It is easy to forget the obvious, that is suppliers and customers. Whist vertical integration does not always deliver the value to the buyer as expected, there could be a case where your business accounts for a substantial proportion of the supplier’s sales. Alternative, a customer could see the opportunity to develop existing IP or technology and I have seen this in the pharma sector.
Initially, there is no need to discuss your business with them. No, look at their operations, where might there be opportunities and or weaknesses? Could your business position itself to help in those opportunities or mitigate the weaknesses.
Now we are able to attend trade shows so, take time to visit these. Have a look at your competitors and see where your chances might lie.
Moreover, how would your business culture and team fit in with theirs? It is not just about the numbers. How much integration will need to take place?
I recall at a conference in 2016, at the Institute of Chartered Accountants (ICAEW), Laurence Capron, Professor of strategy at the INSEAD Business School, said that although the risks were high for companies and average returns were very mixed for investors, acquisitions may be the only way to obtain new capabilities and “disruptive innovation.”
“At the end of the day, acquisitions remain a very powerful tool to grow your company” she said. “It is very unlikely today in dynamic industries or knowledge-intense industries that a firm can only grow with their own organic growth.”
Best-in-class acquirers balance organic growth with acquisitions, alliances and joint ventures, Capron explained. The biggest mistake is when acquisitions become the corporate strategy per se, instead of just one of many strategic tools.
So how do these thoughts impact on you as a seller of your business?

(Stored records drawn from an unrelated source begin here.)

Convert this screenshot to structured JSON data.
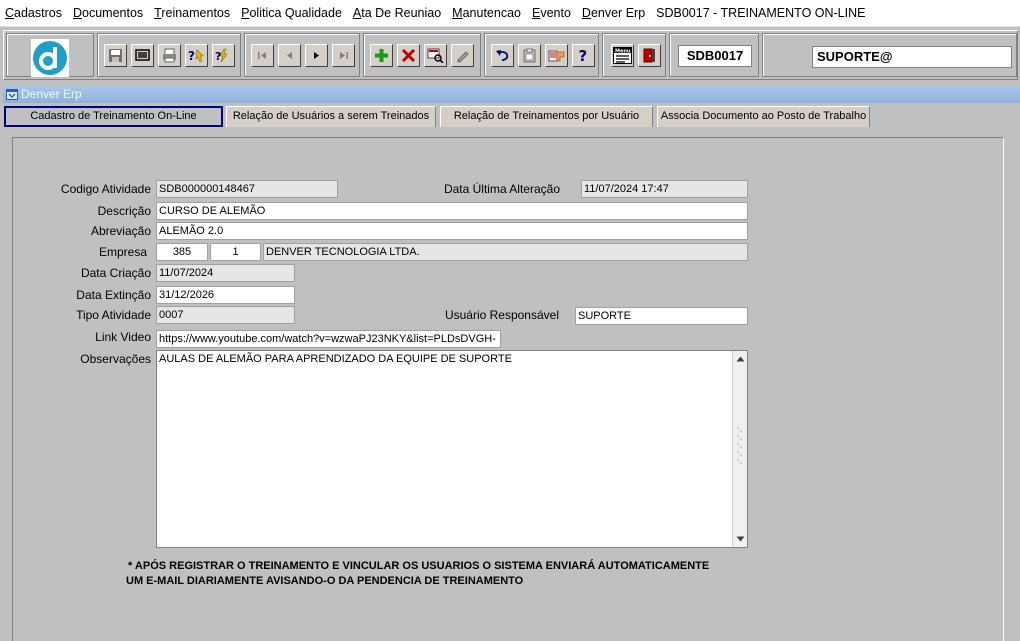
{
  "menu": {
    "items": [
      {
        "first": "C",
        "rest": "adastros"
      },
      {
        "first": "D",
        "rest": "ocumentos"
      },
      {
        "first": "T",
        "rest": "reinamentos"
      },
      {
        "first": "P",
        "rest": "olitica Qualidade"
      },
      {
        "first": "A",
        "rest": "ta De Reuniao"
      },
      {
        "first": "M",
        "rest": "anutencao"
      },
      {
        "first": "E",
        "rest": "vento"
      },
      {
        "first": "D",
        "rest": "enver Erp"
      }
    ],
    "window_title": "SDB0017 - TREINAMENTO ON-LINE"
  },
  "toolbar": {
    "screen_code": "SDB0017",
    "user": "SUPORTE@",
    "icons": [
      "logo-icon",
      "save-icon",
      "screen-icon",
      "print-icon",
      "query-icon",
      "execute-query-icon",
      "first-record-icon",
      "previous-record-icon",
      "next-record-icon",
      "last-record-icon",
      "insert-record-icon",
      "delete-record-icon",
      "search-icon",
      "clear-icon",
      "undo-icon",
      "paste-icon",
      "list-values-icon",
      "help-icon",
      "menu-icon",
      "exit-icon"
    ]
  },
  "window": {
    "title": "Denver Erp"
  },
  "tabs": [
    {
      "label": "Cadastro de Treinamento On-Line"
    },
    {
      "label": "Relação de Usuários a serem Treinados"
    },
    {
      "label": "Relação de Treinamentos por Usuário"
    },
    {
      "label": "Associa Documento ao Posto de Trabalho"
    }
  ],
  "form": {
    "codigo_atividade": {
      "label": "Codigo Atividade",
      "value": "SDB000000148467"
    },
    "data_ultima_alteracao": {
      "label": "Data Última Alteração",
      "value": "11/07/2024 17:47"
    },
    "descricao": {
      "label": "Descrição",
      "value": "CURSO DE ALEMÃO"
    },
    "abreviacao": {
      "label": "Abreviação",
      "value": "ALEMÃO 2.0"
    },
    "empresa": {
      "label": "Empresa",
      "code": "385",
      "branch": "1",
      "name": "DENVER TECNOLOGIA LTDA."
    },
    "data_criacao": {
      "label": "Data Criação",
      "value": "11/07/2024"
    },
    "data_extincao": {
      "label": "Data Extinção",
      "value": "31/12/2026"
    },
    "tipo_atividade": {
      "label": "Tipo Atividade",
      "value": "0007"
    },
    "usuario_responsavel": {
      "label": "Usuário Responsável",
      "value": "SUPORTE"
    },
    "link_video": {
      "label": "Link Video",
      "value": "https://www.youtube.com/watch?v=wzwaPJ23NKY&list=PLDsDVGH-"
    },
    "observacoes": {
      "label": "Observações",
      "value": "AULAS DE ALEMÃO PARA APRENDIZADO DA EQUIPE DE SUPORTE"
    }
  },
  "notes": {
    "line1": "* APÓS REGISTRAR O TREINAMENTO E VINCULAR OS USUARIOS O SISTEMA ENVIARÁ AUTOMATICAMENTE",
    "line2": "UM E-MAIL DIARIAMENTE AVISANDO-O DA PENDENCIA DE TREINAMENTO"
  }
}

Most sellers start by wishing to maximise the value they receive for their business. This does not always turn out to be the case. So, knowing who your buyer is likely to be is one of the main factors which will influence the price and the chances of completing the transaction. Are you offering a dynamic and knowledge-intensive business? If so, how would it stand up to the due diligence the buyer is likely to undertake and be able to meet their financial criteria?
Bear in mind experienced corporate buyers tend to know what they are doing and have a significantly bigger chance of a successful merger since they ought to have built up the skills over time. In my experience, they have an acquisition timetable and if you miss that particular quarter than it could be another six months before you are back in the frame.

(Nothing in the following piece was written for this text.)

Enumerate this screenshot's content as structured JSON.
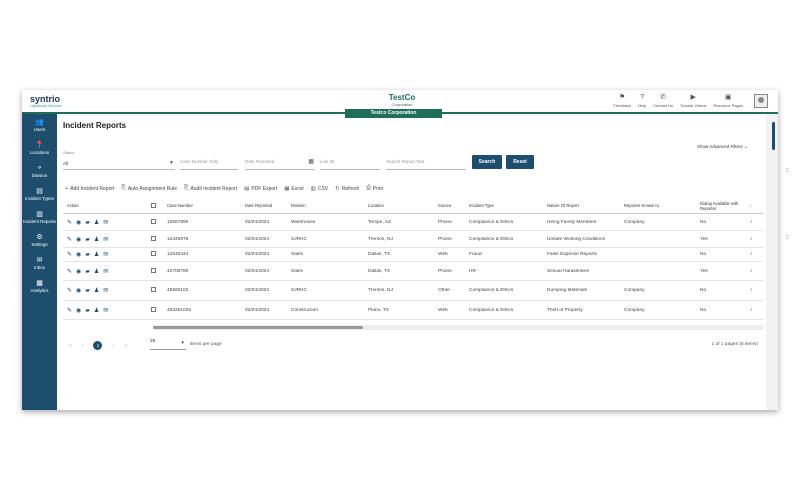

Indeed, this was the case with a sale I undertook several years ago. The client realised that they needed to strengthen one of their accounting functions to stand up to external scrutiny by the buyer to ensure consistency in income recognition. The sale was delayed by six months and although it did go ahead and did not affect the price to a great extent, it added a layer of uncertainty the buyer would not return.
A first-time buyer will not be so experienced. Similarly, there is a lower risk to a buyer of things going wrong where the acquisition is small by their standards. Deals described as “bolt-on” in fragmented markets can be integrated very quickly and effectively and so maybe less risky.
What do Entrepreneurs say?
Entrepreneurs and Private Equity whom I have worked with, especially those with MBAs, look at how they will leave the business and the returns they expect to make before they buy a business. That may sit with difficulty with you where you are emotionally attached to your business. It is though an unpleasant fact and given the options open to you may be the only route you can take.
Do you Know Your Buyer?
Knowing your buyer before the marketing process starts is something worth considering since a number of businesses are sold to buyers known to the seller. In some cases, I have dealt with it becomes more important to do the deal rather than to od the deal at the best price.
More reading, help and advice from Assynt Corporate Finance
Below you'll find links to other articles that offer help and advice about selling your business, what to look for, considerations and recommendations.
If you would like further help, contact us, we'd be only to happy to discuss your sale and can help if we can.